__EXERCISE DIRECTIONS__:
The copy you return should hold every record below word for word and no images.

[Stored items]
--- START ---
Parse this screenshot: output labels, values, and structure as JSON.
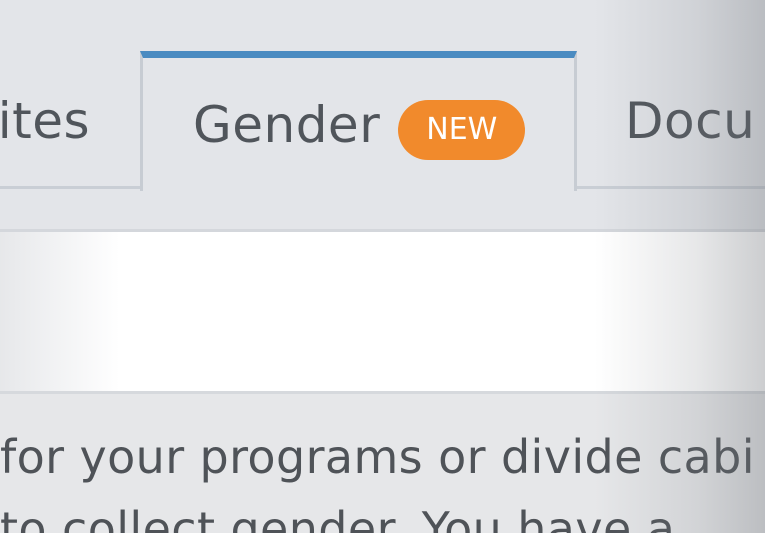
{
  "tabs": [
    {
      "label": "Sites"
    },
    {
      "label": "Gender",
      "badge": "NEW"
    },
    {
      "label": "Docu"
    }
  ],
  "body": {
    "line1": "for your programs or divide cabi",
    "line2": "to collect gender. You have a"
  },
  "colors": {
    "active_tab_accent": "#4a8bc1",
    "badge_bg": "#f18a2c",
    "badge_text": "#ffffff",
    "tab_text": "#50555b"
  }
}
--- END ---
__COMPLETED EXERCISE__:
Parse this screenshot: output labels, values, and structure as JSON.
{
  "tabs": [
    {
      "label": "Sites"
    },
    {
      "label": "Gender",
      "badge": "NEW"
    },
    {
      "label": "Docu"
    }
  ],
  "body": {
    "line1": "for your programs or divide cabi",
    "line2": "to collect gender. You have a"
  },
  "colors": {
    "active_tab_accent": "#4a8bc1",
    "badge_bg": "#f18a2c",
    "badge_text": "#ffffff",
    "tab_text": "#50555b"
  }
}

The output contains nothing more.